▶ _Action item_: An exact copy of the records is needed; please leave the images out.

*-*-*

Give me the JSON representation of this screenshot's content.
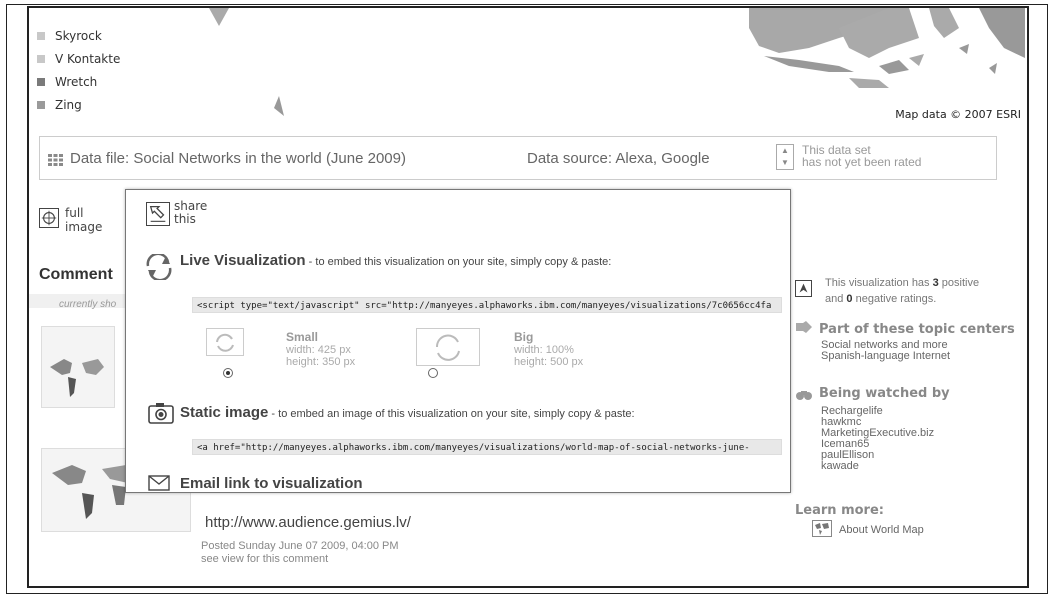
{
  "legend": {
    "items": [
      {
        "label": "Skyrock",
        "color": "#c8c8c8"
      },
      {
        "label": "V Kontakte",
        "color": "#c8c8c8"
      },
      {
        "label": "Wretch",
        "color": "#7a7a7a"
      },
      {
        "label": "Zing",
        "color": "#9a9a9a"
      }
    ]
  },
  "map": {
    "credit": "Map data © 2007 ESRI"
  },
  "databar": {
    "data_file": "Data file: Social Networks in the world (June 2009)",
    "data_source": "Data source: Alexa, Google",
    "rating_line1": "This data set",
    "rating_line2": "has not yet been rated"
  },
  "full_image": {
    "line1": "full",
    "line2": "image"
  },
  "comments": {
    "heading": "Comment",
    "shown": "currently sho",
    "url": "http://www.audience.gemius.lv/",
    "posted": "Posted Sunday June 07 2009, 04:00 PM",
    "see": "see view for this comment"
  },
  "popup": {
    "share_line1": "share",
    "share_line2": "this",
    "live_title": "Live Visualization",
    "live_sub": " - to embed this visualization on your site, simply copy & paste:",
    "live_code": "<script type=\"text/javascript\" src=\"http://manyeyes.alphaworks.ibm.com/manyeyes/visualizations/7c0656cc4fa",
    "small": {
      "label": "Small",
      "width": "width: 425 px",
      "height": "height: 350 px"
    },
    "big": {
      "label": "Big",
      "width": "width: 100%",
      "height": "height: 500 px"
    },
    "static_title": "Static image",
    "static_sub": " - to embed an image of this visualization on your site, simply copy & paste:",
    "static_code": "<a href=\"http://manyeyes.alphaworks.ibm.com/manyeyes/visualizations/world-map-of-social-networks-june-",
    "email_title": "Email link to visualization"
  },
  "sidebar": {
    "ratings_prefix": "This visualization has ",
    "positive_count": "3",
    "positive_label": " positive",
    "and": "and ",
    "negative_count": "0",
    "negative_label": " negative",
    "ratings_suffix": " ratings.",
    "topic_heading": "Part of these topic centers",
    "topics": [
      "Social networks and more",
      "Spanish-language Internet"
    ],
    "watch_heading": "Being watched by",
    "watchers": [
      "Rechargelife",
      "hawkmc",
      "MarketingExecutive.biz",
      "Iceman65",
      "paulEllison",
      "kawade"
    ],
    "learn_heading": "Learn more:",
    "about": "About World Map"
  }
}
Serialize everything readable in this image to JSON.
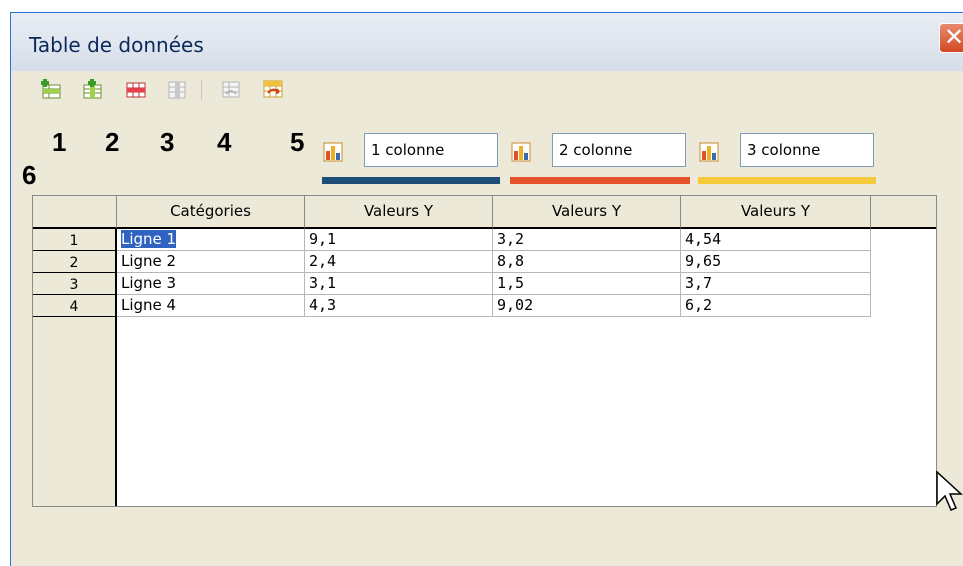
{
  "window": {
    "title": "Table de données",
    "close_glyph": "✕"
  },
  "toolbar": {
    "buttons": [
      {
        "icon": "insert-row-icon",
        "enabled": true
      },
      {
        "icon": "insert-column-icon",
        "enabled": true
      },
      {
        "icon": "delete-row-icon",
        "enabled": true
      },
      {
        "icon": "delete-column-icon",
        "enabled": false
      },
      {
        "icon": "move-column-icon",
        "enabled": false
      },
      {
        "icon": "move-row-icon",
        "enabled": true
      }
    ]
  },
  "markers": [
    "1",
    "2",
    "3",
    "4",
    "5",
    "6"
  ],
  "series": [
    {
      "name": "1 colonne",
      "color": "#1f4e79"
    },
    {
      "name": "2 colonne",
      "color": "#e8522a"
    },
    {
      "name": "3 colonne",
      "color": "#f4c93a"
    }
  ],
  "table": {
    "headers": [
      "Catégories",
      "Valeurs Y",
      "Valeurs Y",
      "Valeurs Y"
    ],
    "rows": [
      {
        "num": "1",
        "cells": [
          "Ligne 1",
          "9,1",
          "3,2",
          "4,54"
        ]
      },
      {
        "num": "2",
        "cells": [
          "Ligne 2",
          "2,4",
          "8,8",
          "9,65"
        ]
      },
      {
        "num": "3",
        "cells": [
          "Ligne 3",
          "3,1",
          "1,5",
          "3,7"
        ]
      },
      {
        "num": "4",
        "cells": [
          "Ligne 4",
          "4,3",
          "9,02",
          "6,2"
        ]
      }
    ]
  }
}
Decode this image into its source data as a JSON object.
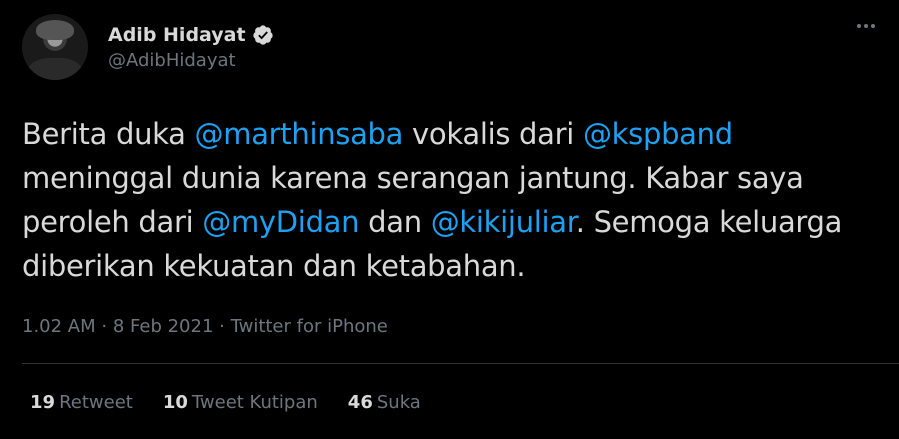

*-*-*

▶ _Answer for this exercise_:
Give me the JSON representation of this screenshot's content.
{
  "legend": {
    "items": [
      {
        "label": "Skyrock",
        "color": "#c8c8c8"
      },
      {
        "label": "V Kontakte",
        "color": "#c8c8c8"
      },
      {
        "label": "Wretch",
        "color": "#7a7a7a"
      },
      {
        "label": "Zing",
        "color": "#9a9a9a"
      }
    ]
  },
  "map": {
    "credit": "Map data © 2007 ESRI"
  },
  "databar": {
    "data_file": "Data file: Social Networks in the world (June 2009)",
    "data_source": "Data source: Alexa, Google",
    "rating_line1": "This data set",
    "rating_line2": "has not yet been rated"
  },
  "full_image": {
    "line1": "full",
    "line2": "image"
  },
  "comments": {
    "heading": "Comment",
    "shown": "currently sho",
    "url": "http://www.audience.gemius.lv/",
    "posted": "Posted Sunday June 07 2009, 04:00 PM",
    "see": "see view for this comment"
  },
  "popup": {
    "share_line1": "share",
    "share_line2": "this",
    "live_title": "Live Visualization",
    "live_sub": " - to embed this visualization on your site, simply copy & paste:",
    "live_code": "<script type=\"text/javascript\" src=\"http://manyeyes.alphaworks.ibm.com/manyeyes/visualizations/7c0656cc4fa",
    "small": {
      "label": "Small",
      "width": "width: 425 px",
      "height": "height: 350 px"
    },
    "big": {
      "label": "Big",
      "width": "width: 100%",
      "height": "height: 500 px"
    },
    "static_title": "Static image",
    "static_sub": " - to embed an image of this visualization on your site, simply copy & paste:",
    "static_code": "<a href=\"http://manyeyes.alphaworks.ibm.com/manyeyes/visualizations/world-map-of-social-networks-june-",
    "email_title": "Email link to visualization"
  },
  "sidebar": {
    "ratings_prefix": "This visualization has ",
    "positive_count": "3",
    "positive_label": " positive",
    "and": "and ",
    "negative_count": "0",
    "negative_label": " negative",
    "ratings_suffix": " ratings.",
    "topic_heading": "Part of these topic centers",
    "topics": [
      "Social networks and more",
      "Spanish-language Internet"
    ],
    "watch_heading": "Being watched by",
    "watchers": [
      "Rechargelife",
      "hawkmc",
      "MarketingExecutive.biz",
      "Iceman65",
      "paulEllison",
      "kawade"
    ],
    "learn_heading": "Learn more:",
    "about": "About World Map"
  }
}
Serialize everything readable in this image to JSON.
{
  "window": {
    "title": "Table de données",
    "close_glyph": "✕"
  },
  "toolbar": {
    "buttons": [
      {
        "icon": "insert-row-icon",
        "enabled": true
      },
      {
        "icon": "insert-column-icon",
        "enabled": true
      },
      {
        "icon": "delete-row-icon",
        "enabled": true
      },
      {
        "icon": "delete-column-icon",
        "enabled": false
      },
      {
        "icon": "move-column-icon",
        "enabled": false
      },
      {
        "icon": "move-row-icon",
        "enabled": true
      }
    ]
  },
  "markers": [
    "1",
    "2",
    "3",
    "4",
    "5",
    "6"
  ],
  "series": [
    {
      "name": "1 colonne",
      "color": "#1f4e79"
    },
    {
      "name": "2 colonne",
      "color": "#e8522a"
    },
    {
      "name": "3 colonne",
      "color": "#f4c93a"
    }
  ],
  "table": {
    "headers": [
      "Catégories",
      "Valeurs Y",
      "Valeurs Y",
      "Valeurs Y"
    ],
    "rows": [
      {
        "num": "1",
        "cells": [
          "Ligne 1",
          "9,1",
          "3,2",
          "4,54"
        ]
      },
      {
        "num": "2",
        "cells": [
          "Ligne 2",
          "2,4",
          "8,8",
          "9,65"
        ]
      },
      {
        "num": "3",
        "cells": [
          "Ligne 3",
          "3,1",
          "1,5",
          "3,7"
        ]
      },
      {
        "num": "4",
        "cells": [
          "Ligne 4",
          "4,3",
          "9,02",
          "6,2"
        ]
      }
    ]
  }
}
Decode this image into its source data as a JSON object.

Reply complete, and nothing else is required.